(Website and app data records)
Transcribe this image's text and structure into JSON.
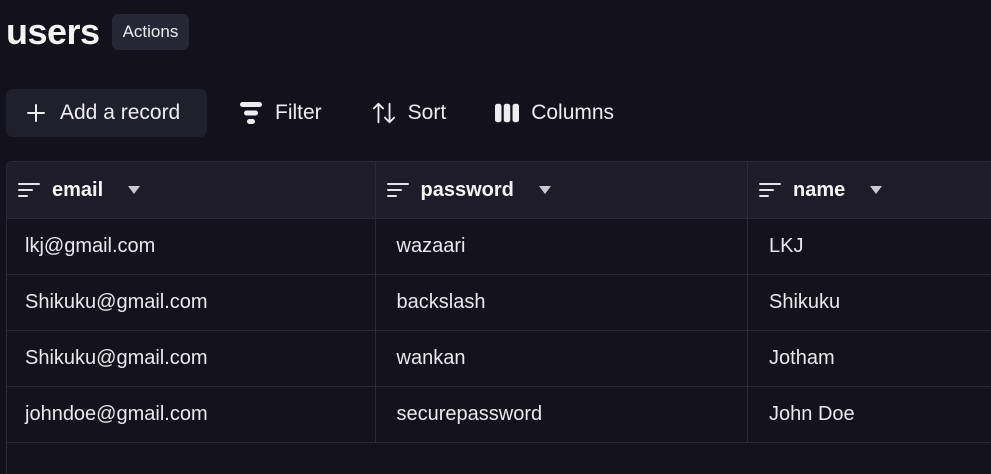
{
  "header": {
    "title": "users",
    "actions_label": "Actions"
  },
  "toolbar": {
    "add_label": "Add a record",
    "filter_label": "Filter",
    "sort_label": "Sort",
    "columns_label": "Columns",
    "icons": [
      "plus-icon",
      "filter-icon",
      "sort-icon",
      "columns-icon"
    ]
  },
  "table": {
    "columns": [
      {
        "label": "email",
        "icon": "text-column-icon"
      },
      {
        "label": "password",
        "icon": "text-column-icon"
      },
      {
        "label": "name",
        "icon": "text-column-icon"
      }
    ],
    "rows": [
      {
        "email": "lkj@gmail.com",
        "password": "wazaari",
        "name": "LKJ"
      },
      {
        "email": "Shikuku@gmail.com",
        "password": "backslash",
        "name": "Shikuku"
      },
      {
        "email": "Shikuku@gmail.com",
        "password": "wankan",
        "name": "Jotham"
      },
      {
        "email": "johndoe@gmail.com",
        "password": "securepassword",
        "name": "John Doe"
      }
    ]
  },
  "colors": {
    "background": "#13111c",
    "header_row": "#1e1c29",
    "button_bg": "#272635",
    "border": "#2c2a3a",
    "text": "#f4f4f5"
  }
}
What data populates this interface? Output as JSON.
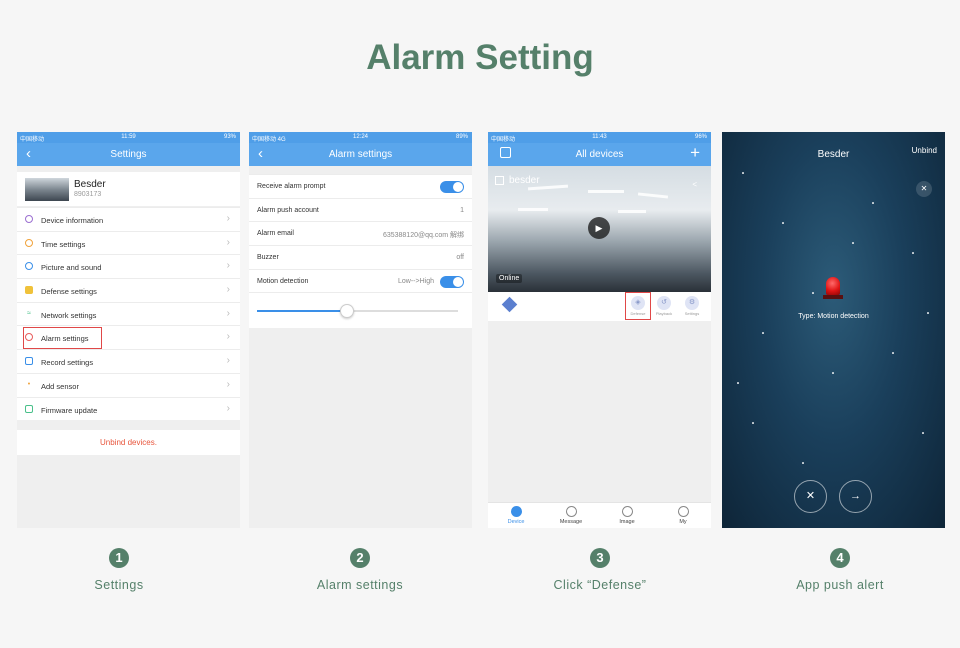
{
  "title": "Alarm Setting",
  "phone1": {
    "status": {
      "left": "中国移动",
      "time": "11:59",
      "right": "93%"
    },
    "nav_title": "Settings",
    "device_name": "Besder",
    "device_id": "8903173",
    "items": [
      {
        "label": "Device information",
        "icon": "info-icon",
        "color": "#9b6fd1"
      },
      {
        "label": "Time settings",
        "icon": "clock-icon",
        "color": "#f0a23a"
      },
      {
        "label": "Picture and sound",
        "icon": "picture-icon",
        "color": "#3a8fe8"
      },
      {
        "label": "Defense settings",
        "icon": "shield-icon",
        "color": "#f0c23a"
      },
      {
        "label": "Network settings",
        "icon": "wifi-icon",
        "color": "#49c08a"
      },
      {
        "label": "Alarm settings",
        "icon": "bell-icon",
        "color": "#e85c5c"
      },
      {
        "label": "Record settings",
        "icon": "video-icon",
        "color": "#3a8fe8"
      },
      {
        "label": "Add sensor",
        "icon": "sensor-icon",
        "color": "#f0a23a"
      },
      {
        "label": "Firmware update",
        "icon": "firmware-icon",
        "color": "#49c08a"
      }
    ],
    "unbind": "Unbind devices."
  },
  "phone2": {
    "status": {
      "left": "中国移动 4G",
      "time": "12:24",
      "right": "89%"
    },
    "nav_title": "Alarm settings",
    "rows": {
      "receive": "Receive alarm prompt",
      "push_label": "Alarm  push account",
      "push_value": "1",
      "email_label": "Alarm email",
      "email_value": "635388120@qq.com  解绑",
      "buzzer_label": "Buzzer",
      "buzzer_value": "off",
      "motion_label": "Motion detection",
      "motion_value": "Low-->High"
    },
    "sensitivity": 0.45
  },
  "phone3": {
    "status": {
      "left": "中国移动",
      "time": "11:43",
      "right": "96%"
    },
    "nav_title": "All devices",
    "camera_name": "besder",
    "online": "Online",
    "actions": [
      "Defense",
      "Playback",
      "Settings"
    ],
    "tabs": [
      "Device",
      "Message",
      "Image",
      "My"
    ]
  },
  "phone4": {
    "title": "Besder",
    "unbind": "Unbind",
    "alert": "Type:  Motion detection"
  },
  "steps": [
    {
      "num": "1",
      "label": "Settings"
    },
    {
      "num": "2",
      "label": "Alarm settings"
    },
    {
      "num": "3",
      "label": "Click “Defense”"
    },
    {
      "num": "4",
      "label": "App push alert"
    }
  ],
  "colors": {
    "accent": "#55806a",
    "nav": "#5aa6ec",
    "alert": "#e04848"
  }
}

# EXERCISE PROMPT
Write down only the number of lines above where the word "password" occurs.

# TASK SOLUTION
5